Other editors argued that murder rates in St. Louis are more complicated than access to guns. They cited how unemployment, poverty and lack of adequate educational opportunities may lead to a sense of hopelessness. One editor argued that gang activity is prevalent when there is no other option available and that drug use may be an effort to grapple with that hopelessness. Therefore, a focus on social disillusionment could be just as useful as the focus on the prevalence of guns in the area.

Then we started talking about how stories like these about St. Louis shape other people’s perspectives about the city. This is the second time in the past two years that St. Louis has been featured in The New York Times because of its murder rate. When members of the Editorial Board decided to come to SLU, many of our family members warned us of the ominous threat that is St. Louis. “Be safe,” said one; another stated offhandedly after returning home for winter break, “Oh, you survived!”

Even from people in the area, the city is seen as a dangerous place, a place not to walk through at night, and, in some areas, even during the day. The New York Times article mentioned that many of the murders are limited to eight neighborhoods. Despite this limited range of violence, much of the city is stigmatized, especially the north side. An extremely common refrain heard at SLU is “Don’t go past the Fox.” This widespread fear is an unfair representation of the city and its people.

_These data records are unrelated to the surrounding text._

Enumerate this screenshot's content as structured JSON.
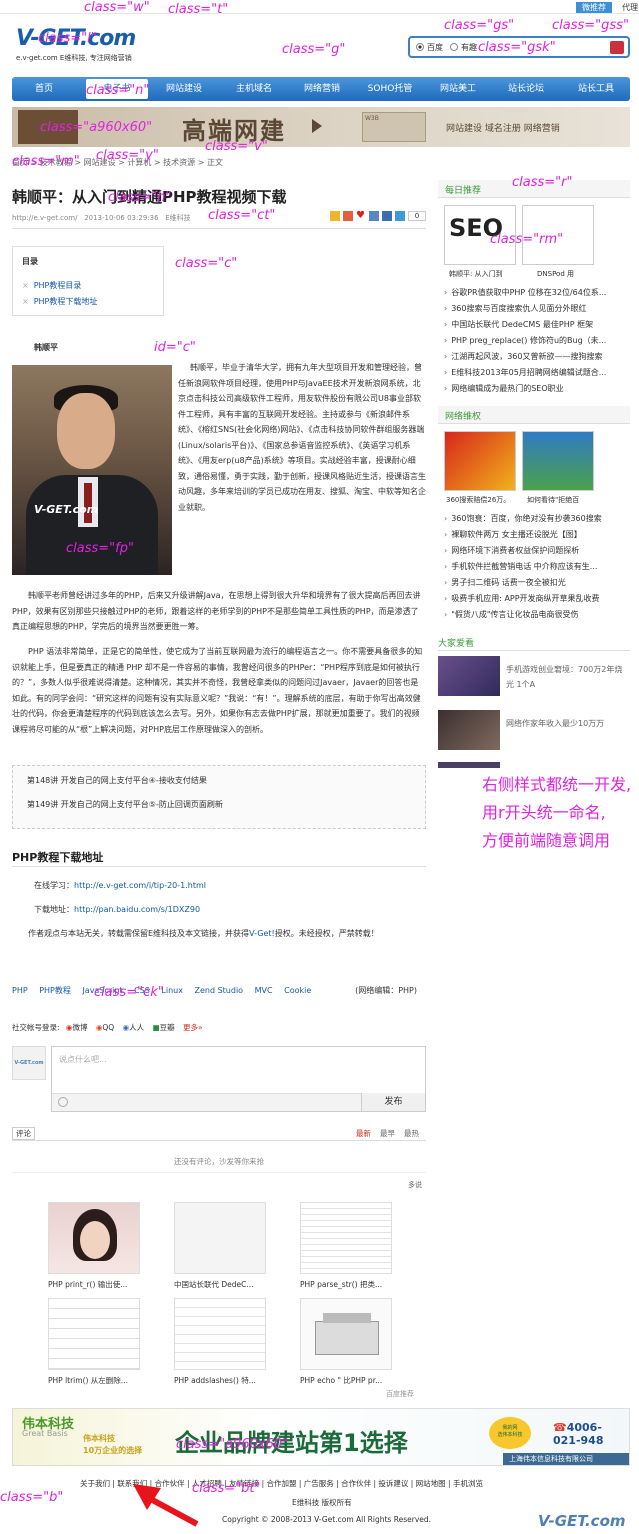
{
  "topbar": {
    "link1": "微推荐",
    "link2": "代理"
  },
  "header": {
    "logo_text": "V-GET.com",
    "tagline": "e.v-get.com E维科技, 专注网络营销",
    "search": {
      "opt1": "百度",
      "opt2": "有趣"
    }
  },
  "nav": [
    "首页",
    "电子书",
    "网站建设",
    "主机域名",
    "网络营销",
    "SOHO托管",
    "网站美工",
    "站长论坛",
    "站长工具"
  ],
  "banner": {
    "big": "高端网建",
    "small": "网站建设 域名注册 网络营销",
    "w3": "W3B"
  },
  "breadcrumb": "首页 > 技术教程 > 网站建设 > 计算机 > 技术资源 > 正文",
  "article": {
    "title": "韩顺平：从入门到精通PHP教程视频下载",
    "meta_url": "http://e.v-get.com/",
    "meta_time": "2013-10-06 03:29:36",
    "meta_source": "E维科技",
    "share_count": "0",
    "toc": {
      "heading": "目录",
      "items": [
        "PHP教程目录",
        "PHP教程下载地址"
      ]
    },
    "author": "韩顺平",
    "photo_watermark": "V-GET.com",
    "intro": "韩顺平，毕业于清华大学，拥有九年大型项目开发和管理经验，曾任新浪网软件项目经理，使用PHP与JavaEE技术开发新浪网系统，北京点击科技公司高级软件工程师，用友软件股份有限公司U8事业部软件工程师，具有丰富的互联网开发经验。主持或参与《新浪邮件系统》、《榕红SNS(社会化网络)网站》、《点击科技协同软件群组服务器端(Linux/solaris平台)》、《国家总参语音监控系统》、《英语学习机系统》、《用友erp(u8产品)系统》等项目。实战经验丰富，授课耐心细致，通俗易懂，勇于实践，勤于创新，授课风格贴近生活，授课语言生动风趣，多年来培训的学员已成功在用友、搜狐、淘宝、中软等知名企业就职。",
    "p2": "韩顺平老师曾经讲过多年的PHP，后来又升级讲解Java，在思想上得到很大升华和境界有了很大提高后再回去讲PHP，效果有区别那些只接触过PHP的老师，跟着这样的老师学到的PHP不是那些简单工具性质的PHP，而是渗透了真正编程思想的PHP，学完后的境界当然要更胜一筹。",
    "p3": "PHP 语法非常简单，正是它的简单性，使它成为了当前互联网最为流行的编程语言之一。你不需要具备很多的知识就能上手，但是要真正的精通 PHP 却不是一件容易的事情，我曾经问很多的PHPer：“PHP程序到底是如何被执行的？”，多数人似乎很难说得清楚。这种情况，其实并不奇怪，我曾经拿类似的问题问过Javaer，Javaer的回答也是如此。有的同学会问：“研究这样的问题有没有实际意义呢？”我说：“有！”。理解系统的底层，有助于你写出高效健壮的代码，你会更清楚程序的代码到底该怎么去写。另外，如果你有志去做PHP扩展，那就更加重要了。我们的视频课程将尽可能的从“根”上解决问题，对PHP底层工作原理做深入的剖析。",
    "lessons": [
      "第148讲 开发自己的网上支付平台④-接收支付结果",
      "第149讲 开发自己的网上支付平台⑤-防止回调页面刷新"
    ],
    "download_heading": "PHP教程下载地址",
    "online_label": "在线学习：",
    "online_url": "http://e.v-get.com/i/tip-20-1.html",
    "download_label": "下载地址：",
    "download_url": "http://pan.baidu.com/s/1DXZ90",
    "copyright_note_a": "作者观点与本站无关，转载需保留E维科技及本文链接，并获得",
    "copyright_note_link": "V-Get!",
    "copyright_note_b": "授权。未经授权，严禁转载！",
    "tags": [
      "PHP",
      "PHP教程",
      "JavaScript",
      "CSS",
      "Linux",
      "Zend Studio",
      "MVC",
      "Cookie"
    ],
    "editor": "(网络编辑：PHP)"
  },
  "comments": {
    "social_label": "社交帐号登录:",
    "social": [
      "微博",
      "QQ",
      "人人",
      "豆瓣",
      "更多»"
    ],
    "avatar_text": "V-GET.com",
    "placeholder": "说点什么吧...",
    "publish": "发布",
    "tab": "评论",
    "sorts": [
      "最新",
      "最早",
      "最热"
    ],
    "empty": "还没有评论，沙发等你来抢",
    "more": "多说"
  },
  "related": [
    "PHP print_r() 输出使...",
    "中国站长联代 DedeC...",
    "PHP parse_str() 把类...",
    "PHP ltrim() 从左删除...",
    "PHP addslashes() 特...",
    "PHP echo \" 比PHP pr..."
  ],
  "baidu_rec": "百度推荐",
  "sidebar": {
    "daily_head": "每日推荐",
    "daily_thumbs": [
      "韩顺平: 从入门到",
      "DNSPod 用"
    ],
    "seo_text": "SEO",
    "daily_items": [
      "谷歌PR值获取中PHP 位移在32位/64位系...",
      "360搜索与百度搜索仇人见面分外眼红",
      "中国站长联代 DedeCMS 最佳PHP 框架",
      "PHP preg_replace() 修饰符u的Bug（未...",
      "江湖再起风波，360又曾新欲——搜狗搜索",
      "E维科技2013年05月招聘网络编辑试题合...",
      "网络编辑成为最热门的SEO职业"
    ],
    "rights_head": "网络维权",
    "rights_thumbs": [
      "360搜索赔偿26万。",
      "如何看待\"拒绝百"
    ],
    "rights_items": [
      "360饱衰：百度，你绝对没有抄袭360搜索",
      "裸聊软件两万 女主播还设脱光【图】",
      "网络环境下消费者权益保护问题探析",
      "手机软件拦截营销电话 中介称应该有生...",
      "男子扫二维码 话费一夜全被扣光",
      "吸费手机应用: APP开发商纵开草果乱收费",
      "\"假货八成\"传言让化妆品电商很受伤"
    ],
    "love_head": "大家爱看",
    "love_items": [
      "手机游戏创业窘境：700万2年烧光 1个A",
      "网络作家年收入最少10万万"
    ]
  },
  "footer": {
    "company": "伟本科技",
    "company_en": "Great Basis",
    "yellow": "伟本科技\n10万企业的选择",
    "slogan": "企业品牌建站第1选择",
    "seal": "我的网\n选伟本科技",
    "phone": "4006-021-948",
    "strip": "上海伟本信息科技有限公司",
    "links": "关于我们 | 联系我们 | 合作伙伴 | 人才招聘 | 友情链接 | 合作加盟 | 广告服务 | 合作伙伴 | 投诉建议 | 网站地图 | 手机浏览",
    "copy1": "E维科技  版权所有",
    "copy2": "Copyright © 2008-2013  V-Get.com  All Rights Reserved.",
    "logo": "V-GET.com"
  },
  "notes": {
    "w": "class=\"w\"",
    "t": "class=\"t\"",
    "gs": "class=\"gs\"",
    "gss": "class=\"gss\"",
    "l": "class=\"l\"",
    "g": "class=\"g\"",
    "gsk": "class=\"gsk\"",
    "n": "class=\"n\"",
    "a960x60": "class=\"a960x60\"",
    "v": "class=\"v\"",
    "m": "class=\"m\"",
    "y": "class=\"y\"",
    "r": "class=\"r\"",
    "h": "class=\"h\"",
    "ct": "class=\"ct\"",
    "rm": "class=\"rm\"",
    "c": "class=\"c\"",
    "idc": "id=\"c\"",
    "fp": "class=\"fp\"",
    "right1": "右侧样式都统一开发,",
    "right2": "用r开头统一命名,",
    "right3": "方便前端随意调用",
    "ck": "class=\"ck\"",
    "a960x60b": "class=\"a960x60\"",
    "b": "class=\"b\"",
    "bt": "class=\"bt\""
  },
  "colors": {
    "brand": "#1a5da8",
    "nav": "#2a76c6",
    "sidebar_head": "#3c9a3c",
    "annotation": "#e024e0",
    "arrow": "#e8141b"
  }
}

In the end, we discussed the possibility that these stats don’t mean all that much. Most of us are not negatively impacted by the wanton violence in the city. Our preoccupation with the stats seems detached from the people most impacted by them. Instead of complaining about St. Louis’ reputation amidst the recurring stats about murder, maybe we should think more about why we feel so personally removed from the people in the firing line.